Problem to work on -> Every line of the entries with the word "data" in it should be shown.

[Extracted records]
^^^^

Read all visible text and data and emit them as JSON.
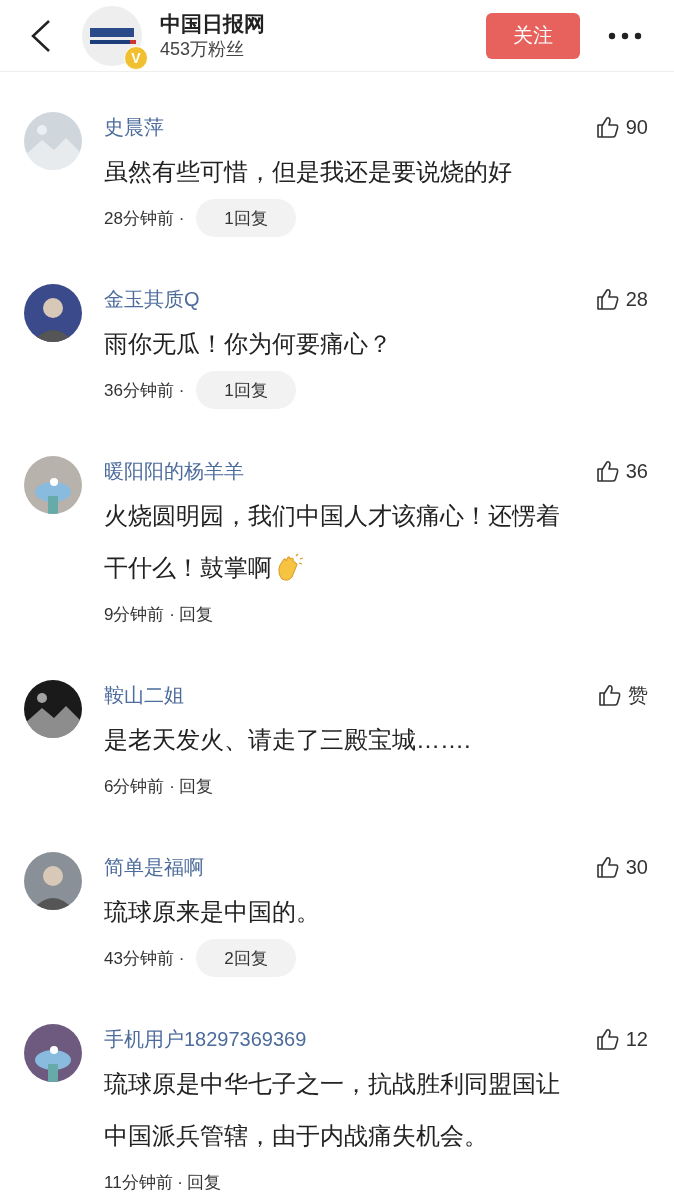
{
  "header": {
    "title": "中国日报网",
    "followers": "453万粉丝",
    "badge": "V",
    "follow_button": "关注"
  },
  "comments": [
    {
      "name": "史晨萍",
      "likes": "90",
      "text": [
        "虽然有些可惜，但是我还是要说烧的好"
      ],
      "clap_emoji": false,
      "time": "28分钟前 ·",
      "reply": {
        "label": "1回复",
        "kind": "pill"
      }
    },
    {
      "name": "金玉其质Q",
      "likes": "28",
      "text": [
        "雨你无瓜！你为何要痛心？"
      ],
      "clap_emoji": false,
      "time": "36分钟前 ·",
      "reply": {
        "label": "1回复",
        "kind": "pill"
      }
    },
    {
      "name": "暖阳阳的杨羊羊",
      "likes": "36",
      "text": [
        "火烧圆明园，我们中国人才该痛心！还愣着",
        "干什么！鼓掌啊"
      ],
      "clap_emoji": true,
      "time": "9分钟前 ·",
      "reply": {
        "label": "回复",
        "kind": "plain"
      }
    },
    {
      "name": "鞍山二姐",
      "likes": "赞",
      "text": [
        "是老天发火、请走了三殿宝城……."
      ],
      "clap_emoji": false,
      "time": "6分钟前 ·",
      "reply": {
        "label": "回复",
        "kind": "plain"
      }
    },
    {
      "name": "简单是福啊",
      "likes": "30",
      "text": [
        "琉球原来是中国的。"
      ],
      "clap_emoji": false,
      "time": "43分钟前 ·",
      "reply": {
        "label": "2回复",
        "kind": "pill"
      }
    },
    {
      "name": "手机用户18297369369",
      "likes": "12",
      "text": [
        "琉球原是中华七子之一，抗战胜利同盟国让",
        "中国派兵管辖，由于内战痛失机会。"
      ],
      "clap_emoji": false,
      "time": "11分钟前 ·",
      "reply": {
        "label": "回复",
        "kind": "plain"
      }
    }
  ]
}
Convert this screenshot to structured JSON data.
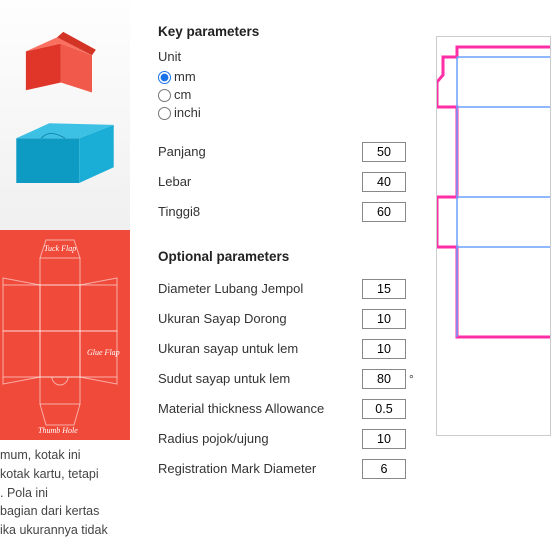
{
  "sections": {
    "key_title": "Key parameters",
    "opt_title": "Optional parameters"
  },
  "unit": {
    "label": "Unit",
    "options": {
      "mm": "mm",
      "cm": "cm",
      "inchi": "inchi"
    }
  },
  "key_params": {
    "panjang": {
      "label": "Panjang",
      "value": "50"
    },
    "lebar": {
      "label": "Lebar",
      "value": "40"
    },
    "tinggi": {
      "label": "Tinggi8",
      "value": "60"
    }
  },
  "opt_params": {
    "dia_jempol": {
      "label": "Diameter Lubang Jempol",
      "value": "15"
    },
    "sayap_dorong": {
      "label": "Ukuran Sayap Dorong",
      "value": "10"
    },
    "sayap_lem": {
      "label": "Ukuran sayap untuk lem",
      "value": "10"
    },
    "sudut_lem": {
      "label": "Sudut sayap untuk lem",
      "value": "80",
      "suffix": "°"
    },
    "mat_thick": {
      "label": "Material thickness Allowance",
      "value": "0.5"
    },
    "radius_pojok": {
      "label": "Radius pojok/ujung",
      "value": "10"
    },
    "reg_mark": {
      "label": "Registration Mark Diameter",
      "value": "6"
    }
  },
  "diagram_labels": {
    "tuck": "Tuck Flap",
    "glue": "Glue Flap",
    "thumb": "Thumb Hole"
  },
  "description": {
    "l1": "mum, kotak ini",
    "l2": "kotak kartu, tetapi",
    "l3": ". Pola ini",
    "l4": "bagian dari kertas",
    "l5": "ika ukurannya tidak"
  }
}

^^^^

Response to the exercise ->
Read all visible text and data and emit them as JSON.
Convert this screenshot to structured JSON data.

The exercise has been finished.